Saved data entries
________________

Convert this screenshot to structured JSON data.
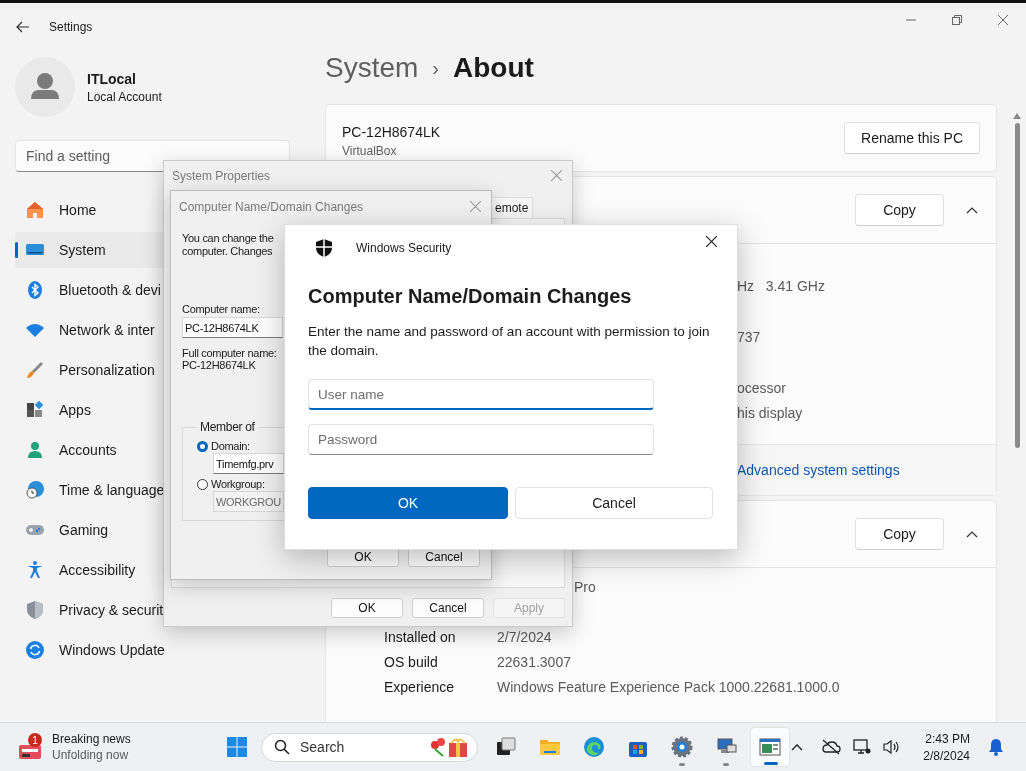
{
  "window": {
    "title": "Settings"
  },
  "account": {
    "name": "ITLocal",
    "type": "Local Account"
  },
  "search": {
    "placeholder": "Find a setting"
  },
  "nav": [
    {
      "label": "Home",
      "selected": false
    },
    {
      "label": "System",
      "selected": true
    },
    {
      "label": "Bluetooth & devi",
      "selected": false
    },
    {
      "label": "Network & inter",
      "selected": false
    },
    {
      "label": "Personalization",
      "selected": false
    },
    {
      "label": "Apps",
      "selected": false
    },
    {
      "label": "Accounts",
      "selected": false
    },
    {
      "label": "Time & language",
      "selected": false
    },
    {
      "label": "Gaming",
      "selected": false
    },
    {
      "label": "Accessibility",
      "selected": false
    },
    {
      "label": "Privacy & securit",
      "selected": false
    },
    {
      "label": "Windows Update",
      "selected": false
    }
  ],
  "breadcrumb": {
    "parent": "System",
    "separator": "›",
    "current": "About"
  },
  "device": {
    "name": "PC-12H8674LK",
    "model": "VirtualBox",
    "rename_button": "Rename this PC"
  },
  "specs": {
    "copy_button": "Copy",
    "expanded": true,
    "fragments": [
      "Hz   3.41 GHz",
      "737",
      "ocessor",
      "his display"
    ],
    "link": "Advanced system settings"
  },
  "windows_specs": {
    "copy_button": "Copy",
    "expanded": true,
    "rows": [
      {
        "kind": "partial",
        "value": "Pro"
      },
      {
        "kind": "full",
        "label": "Installed on",
        "value": "2/7/2024"
      },
      {
        "kind": "full",
        "label": "OS build",
        "value": "22631.3007"
      },
      {
        "kind": "full",
        "label": "Experience",
        "value": "Windows Feature Experience Pack 1000.22681.1000.0"
      }
    ]
  },
  "system_properties": {
    "title": "System Properties",
    "tab": "emote",
    "buttons": [
      {
        "label": "OK",
        "disabled": false
      },
      {
        "label": "Cancel",
        "disabled": false
      },
      {
        "label": "Apply",
        "disabled": true
      }
    ]
  },
  "name_changes": {
    "title": "Computer Name/Domain Changes",
    "intro": [
      "You can change the",
      "computer. Changes"
    ],
    "computer_name_label": "Computer name:",
    "computer_name": "PC-12H8674LK",
    "full_name_label": "Full computer name:",
    "full_name": "PC-12H8674LK",
    "member_of": "Member of",
    "options": [
      {
        "label": "Domain:",
        "selected": true,
        "value": "Timemfg.prv"
      },
      {
        "label": "Workgroup:",
        "selected": false,
        "value": "WORKGROU"
      }
    ],
    "buttons": [
      "OK",
      "Cancel"
    ]
  },
  "security": {
    "app": "Windows Security",
    "heading": "Computer Name/Domain Changes",
    "message": "Enter the name and password of an account with permission to join the domain.",
    "fields": [
      {
        "placeholder": "User name",
        "focused": true
      },
      {
        "placeholder": "Password",
        "focused": false
      }
    ],
    "buttons": [
      {
        "label": "OK",
        "primary": true
      },
      {
        "label": "Cancel",
        "primary": false
      }
    ]
  },
  "taskbar": {
    "news": {
      "badge": "1",
      "title": "Breaking news",
      "subtitle": "Unfolding now"
    },
    "search": {
      "placeholder": "Search"
    },
    "apps": [
      {
        "running": false,
        "active": false
      },
      {
        "running": false,
        "active": false
      },
      {
        "running": false,
        "active": false
      },
      {
        "running": false,
        "active": false
      },
      {
        "running": true,
        "active": false
      },
      {
        "running": true,
        "active": false
      },
      {
        "running": true,
        "active": true
      }
    ],
    "time": "2:43 PM",
    "date": "2/8/2024"
  }
}
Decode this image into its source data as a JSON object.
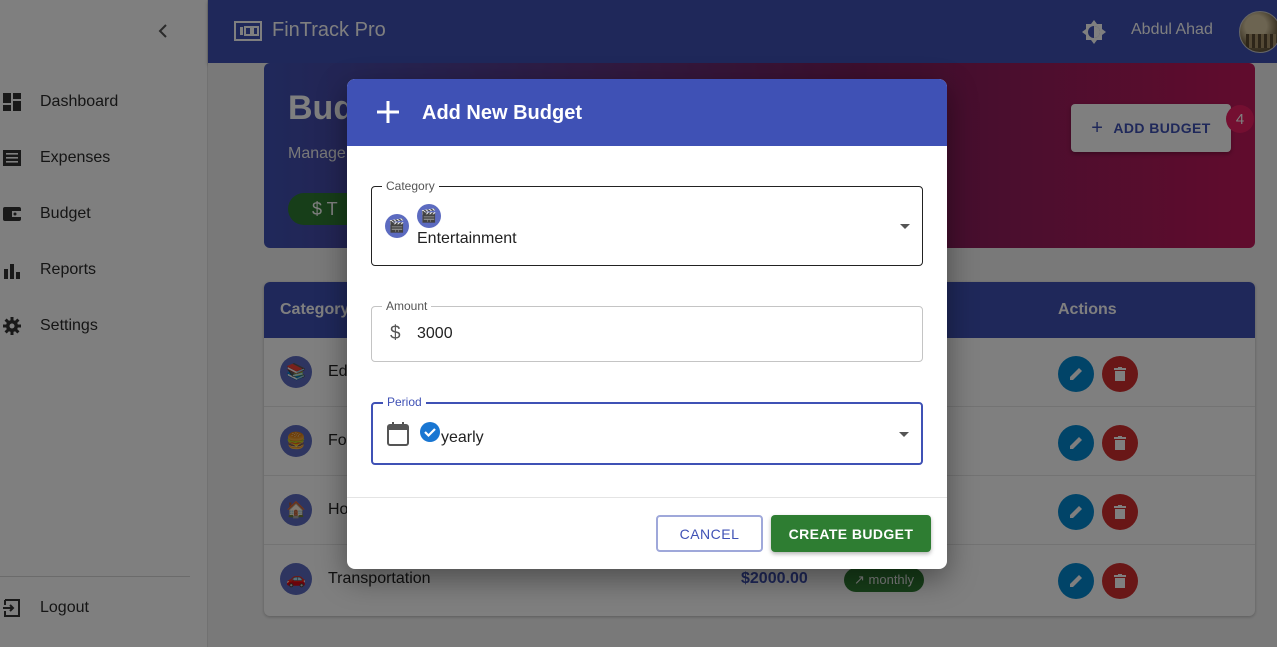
{
  "app": {
    "title": "FinTrack Pro",
    "user_name": "Abdul Ahad"
  },
  "sidebar": {
    "items": [
      {
        "label": "Dashboard",
        "icon": "dashboard-icon"
      },
      {
        "label": "Expenses",
        "icon": "receipt-icon"
      },
      {
        "label": "Budget",
        "icon": "wallet-icon"
      },
      {
        "label": "Reports",
        "icon": "bar-chart-icon"
      },
      {
        "label": "Settings",
        "icon": "gear-icon"
      }
    ],
    "logout_label": "Logout"
  },
  "page": {
    "title": "Bud",
    "subtitle": "Manage",
    "chip_label": "$  T",
    "add_budget_label": "ADD BUDGET",
    "badge_count": "4"
  },
  "table": {
    "headers": {
      "category": "Category",
      "actions": "Actions"
    },
    "rows": [
      {
        "name": "Ed",
        "icon": "📚",
        "amount": "",
        "period": ""
      },
      {
        "name": "Fo",
        "icon": "🍔",
        "amount": "",
        "period": ""
      },
      {
        "name": "Ho",
        "icon": "🏠",
        "amount": "",
        "period": ""
      },
      {
        "name": "Transportation",
        "icon": "🚗",
        "amount": "$2000.00",
        "period": "monthly"
      }
    ]
  },
  "dialog": {
    "title": "Add New Budget",
    "category_label": "Category",
    "category_value": "Entertainment",
    "category_icon": "🎬",
    "amount_label": "Amount",
    "amount_value": "3000",
    "amount_prefix": "$",
    "period_label": "Period",
    "period_value": "yearly",
    "cancel_label": "CANCEL",
    "create_label": "CREATE BUDGET"
  },
  "colors": {
    "primary": "#3f51b5",
    "success": "#2e7d32",
    "danger": "#d32f2f",
    "info": "#0288d1",
    "badge": "#e91e63"
  }
}
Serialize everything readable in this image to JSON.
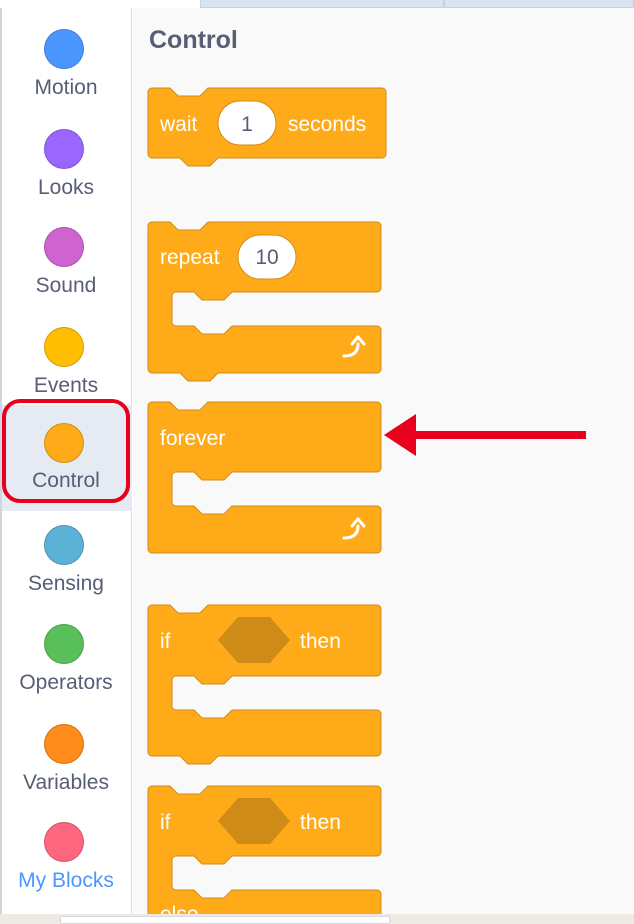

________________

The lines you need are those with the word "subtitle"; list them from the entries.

• OUTPUT:
      "subtitle": "Unfolding now"
    "subtitle": "Manage",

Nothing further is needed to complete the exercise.